Iran nuclear talks spill over into second day
24 May 2012, 10:40
Baghdad - Tough talks aimed at helping resolve the crisis over Iran's nuclear programme entered an unscheduled second day on Thursday with world powers and Tehran seemingly wildly at odds.
"They are positive but this is not our position. We need to find a common base in order to continue the negotiations," an official with the Iranian delegation at the talks in Baghdad said early on Thursday.
He added that the meeting on Thursday morning could wrap up as early as 10:00, with the Chinese and Russian delegations keen to leave around that time.
On Wednesday the P5+1 powers - Britain, China, France, Russia and the United States plus Germany - put a new package of proposals on the table that appeared to horrify the Iranians.
The official with the Iranian delegation, who wished to remain anonymous, called for the P5+1 to "revise" the offer, even saying that common ground was "not yet sufficient for another round" of talks after Baghdad.
Reflecting official thinking, Iranian state media, including the Islamic Republic News Agency, all called the proposals "outdated, not comprehensive and
"There have been some areas of common ground and there has been a fair amount of disagreement," said a senior US official involved in the talks. "But we all knew that we were going to have a lot of gaps and areas of disagreement."
"We have engaged in a lot of back and forth. Some of that has been difficult but any negotiation that is worth its salt is difficult because you are getting down the issues that matter. We are the beginning of this process. We are not in the middle of it and we are certainly not at the end of it."
The new approach, presented on behalf of the P5+1 by EU foreign policy chief Catherine Ashton, was thought to include the demand that Iran suspend uranium enrichment to 20%.
In return world powers were prepared to offer various sweeteners but not Iran's key demand of relaxing some of the UN Security Council and unilateral sanctions piled on the Islamic republic in recent years.
Instead they reportedly proposed a pledge not to impose any new sanctions, as well easing Iranian access to aircraft parts and a possible suspension of an EU insurance ban on ships carrying Iranian oil.
It also reportedly included a revival of previous attempts to get Iran to ship abroad its stockpiles of enriched uranium in return for fuel for a reactor producing medical isotopes.
But Iran announced on Tuesday that it was loading domestically produced, 20% enriched uranium fuel into the reactor, and the Iranian official in Baghdad was dismissive of reviving the idea of a swap.
"A possible swap of uranium enriched by Iran for fuel isn't very interesting for us because we are already producing our own fuel," the Iranian official said.
Iran made a five-step counter-proposal that an official said was "based on the principles of step-by-step and reciprocity", which the ISNA news agency called "comprehensive... transparent and practical".
Iran and the major powers returned to talks in Istanbul in mid-April after a 15-month hiatus, finding enough common ground to agree to meet again in Baghdad, hailing what they said was a fresh attitude.

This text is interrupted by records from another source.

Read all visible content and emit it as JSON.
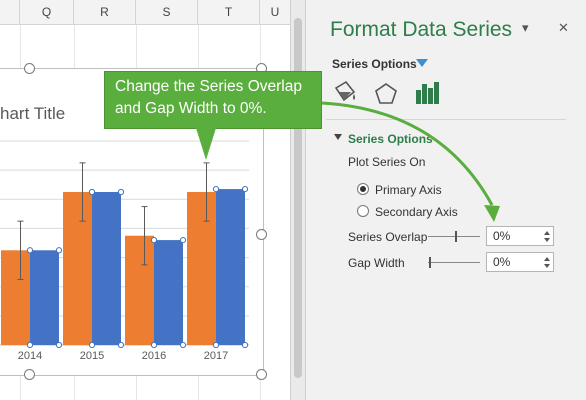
{
  "sheet": {
    "columns": [
      "Q",
      "R",
      "S",
      "T",
      "U"
    ]
  },
  "chart": {
    "title": "hart Title",
    "categories": [
      "2014",
      "2015",
      "2016",
      "2017"
    ]
  },
  "chart_data": {
    "type": "bar",
    "title": "Chart Title",
    "categories": [
      "2014",
      "2015",
      "2016",
      "2017"
    ],
    "series": [
      {
        "values": [
          6.5,
          10.5,
          7.5,
          10.5
        ]
      },
      {
        "values": [
          6.5,
          10.5,
          7.2,
          10.7
        ]
      }
    ],
    "colors": [
      "#ed7d31",
      "#4472c4"
    ],
    "ylim": [
      0,
      14
    ],
    "grid": true,
    "error_bars": true
  },
  "callout": {
    "text": "Change the Series Overlap and Gap Width to 0%."
  },
  "pane": {
    "title": "Format Data Series",
    "dropdown_glyph": "▾",
    "close_glyph": "✕",
    "series_options_menu": "Series Options",
    "tab_icons": [
      "fill-line-icon",
      "effects-pentagon-icon",
      "series-options-bar-icon"
    ],
    "section_header": "Series Options",
    "plot_series_on": "Plot Series On",
    "primary_axis": "Primary Axis",
    "secondary_axis": "Secondary Axis",
    "selected_axis": "Primary Axis",
    "series_overlap_label": "Series Overlap",
    "series_overlap_value": "0%",
    "gap_width_label": "Gap Width",
    "gap_width_value": "0%"
  },
  "colors": {
    "accent_green": "#2e7d4a",
    "callout_green": "#5aae3d",
    "orange": "#ed7d31",
    "blue": "#4472c4"
  }
}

But the Baghdad talks were always going to be tough, as to make progress the two sides would have to tackle some of the thorny issues that have divided them - and the P5+1 themselves - for years.
Diplomats and analysts said that a satisfactory outcome would be an agreement to hold more regular talks at working level to thrash out a series of confidence-building measures in what would be a lengthy process.
One key way for Iran to win the confidence of the P5+1 would be to implement the additional protocol of the nuclear Non-Proliferation Treaty, which allows for more intrusive inspections by the International Atomic Energy Agency (IAEA).
The IAEA also wants Iran to address allegations made in its November report that until 2003, and possibly since, Tehran had a "structured programme" of "activities relevant to the development of a nuclear explosive device".
IAEA chief Yukiya Amano said on Tuesday after talks in Tehran that a deal on ways to go over these accusations with the Iranians would be signed "quite soon". Western reaction though was cool.